He emerged from the desert to do in Palestine as the Father had done in Egypt. He called the people to come out, to follow, to learn, to love. He drew them into what we could say was a Lenten desert journey amid the world of which they did not belong. Repent and believe, for the kingdom of God is at hand, he said. He taught them how to fast, to pray and to give alms – to love the Lord their God, alone, with their whole heart, whole being, whole strength – and to love their neighbor as themselves. Christ continues this work through the Church.
The Israelites had this same opportunity and entering the promised land as they emerged from the desert. But what happened? Once again, like so many times in their history, they sinned and turned away from God. No matter how God blessed them, saved them, forgave them… they constantly failed in their commitment to the covenant with God. That's the story of the human reality since the fall in the garden. Our commitments to God are weak. We are, and remain without Christ, fundamentally incapable of being faithful and remaining free. We are not doomed nor destined to repeat, like them, this cycle of being lost and found. But rather, if we seek and cling to Him, we will have God's grace to meet those challenges we face in the world.
Each year we are given this time as a period of particular attentiveness. He calls us to come out, to follow, to learn, to love. He draws us into what we could say is a Lenten desert journey amid the world of which we do not belong. Repent and believe, for the kingdom of God is at hand, he says. He teaches us again how to fast, to pray and to give alms – to love the Lord our God, alone, with our whole heart, whole being, whole strength – and to love our neighbor as ourselves with ever greater faithfulness.
So that then, we can emerge from these 40 days purification, and preparation, of formation – more ready, willing and able than ever before to listen to Him and to do what He says. To emerge from the desert at Easter, with great joy and thanksgiving - able to celebrate with our entire being, uncontrollably almost, impelled to celebrate the great goodness of God and the way in which God has raised us up among all creation. That we rise in Christ as he rises. That we are indeed made new creations in him.
We will come out of the desert of these 40 days of Lent, like the Israelites or like Christ. That's our choice. What we do during Lent, how we do it, the way in which we are open to God forming us. Enter it mindful of your failures and God's mercy.

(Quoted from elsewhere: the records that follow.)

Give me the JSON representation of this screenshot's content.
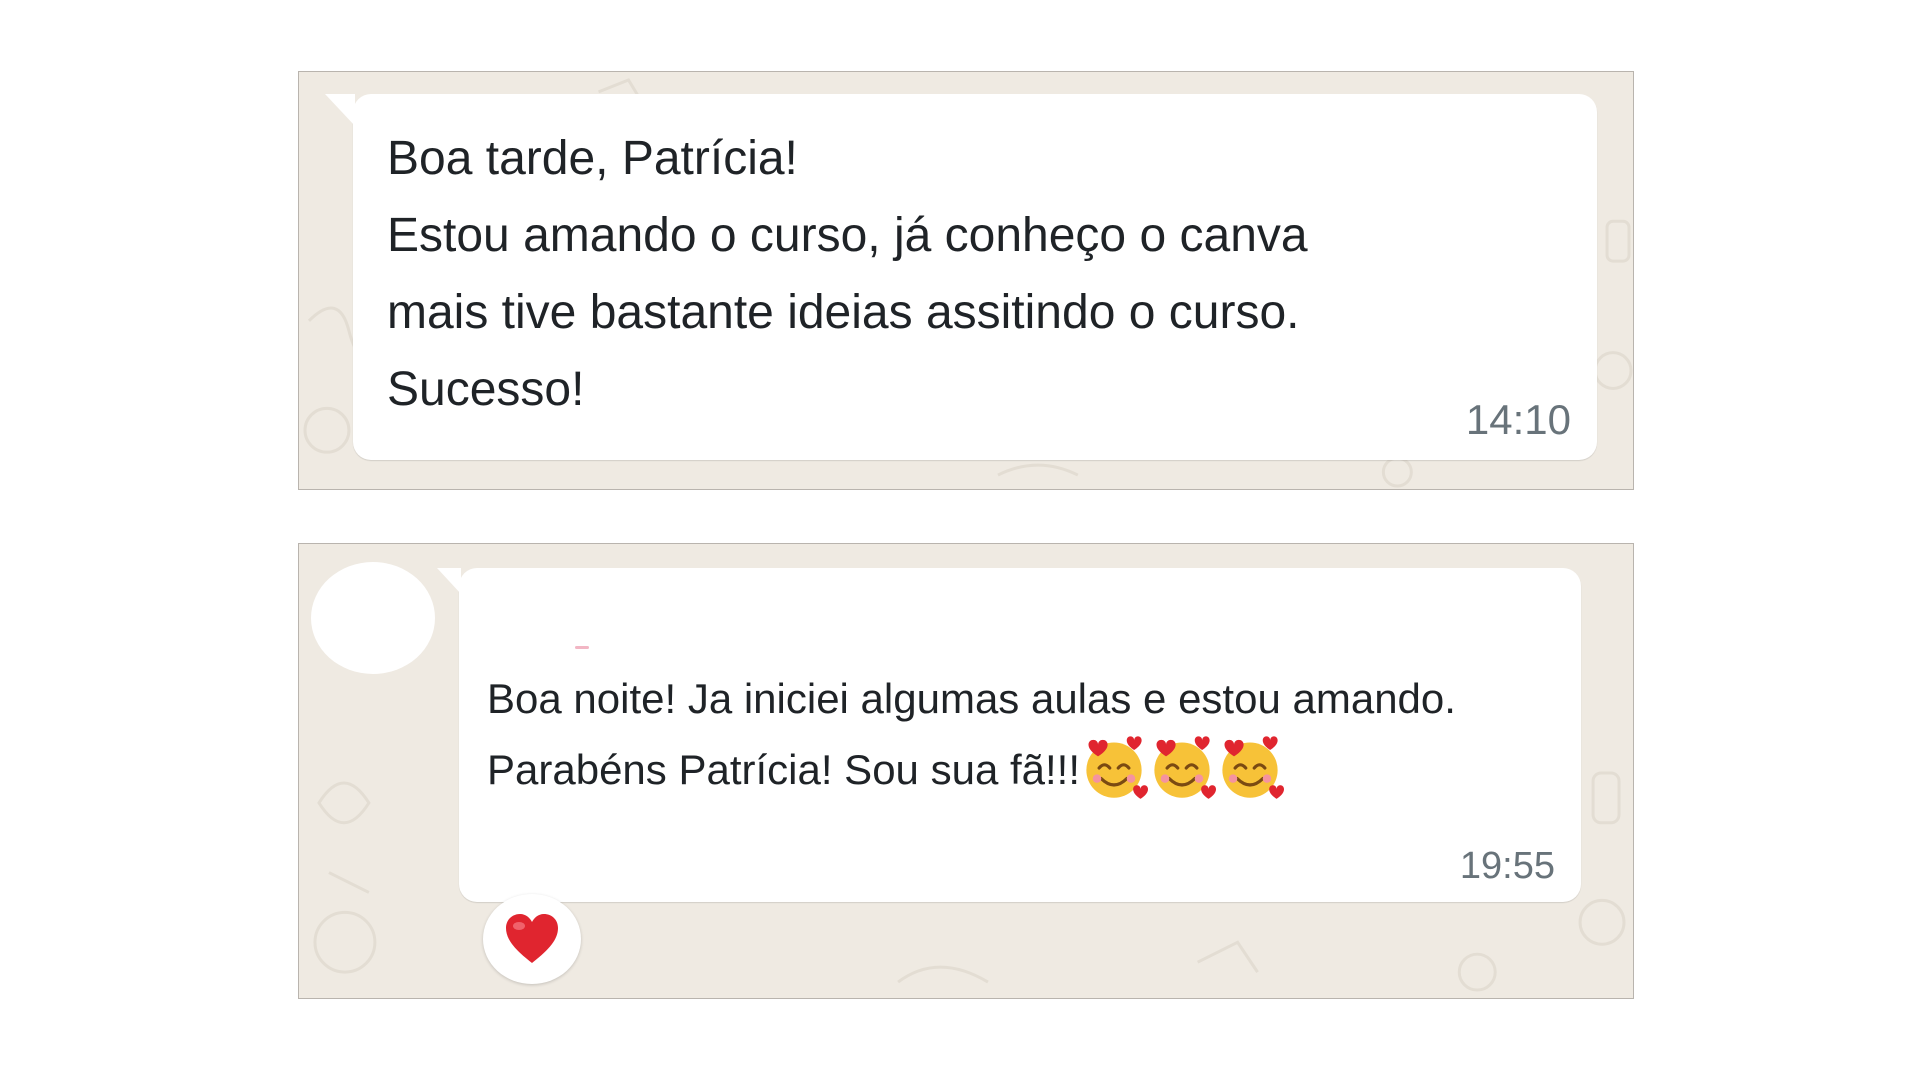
{
  "messages": [
    {
      "text": "Boa tarde, Patrícia!\nEstou amando o curso, já conheço o canva\nmais tive bastante  ideias assitindo o curso.\nSucesso!",
      "time": "14:10"
    },
    {
      "text": "Boa noite! Ja iniciei algumas aulas e estou amando.  Parabéns Patrícia! Sou sua fã!!!",
      "emoji": "smiling-face-with-hearts-icon",
      "emoji_count": 3,
      "time": "19:55",
      "reaction": "red-heart-icon"
    }
  ],
  "colors": {
    "chat_background": "#efeae2",
    "bubble": "#ffffff",
    "text": "#1f2327",
    "timestamp": "#68737a",
    "heart": "#e0252f"
  }
}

Trust what that love, that purifying love can do. As we look about ourselves and our world in this Lent we will see that Christ’s consistent reliance upon the first and greatest commandment at each of Satan’s temptations is the lesson to be learned and heeded in the rebellious and fractious world that we create and inhabit.
Comments are closed.
Fr. Blair Gaynes has been in the Diocese since 2008.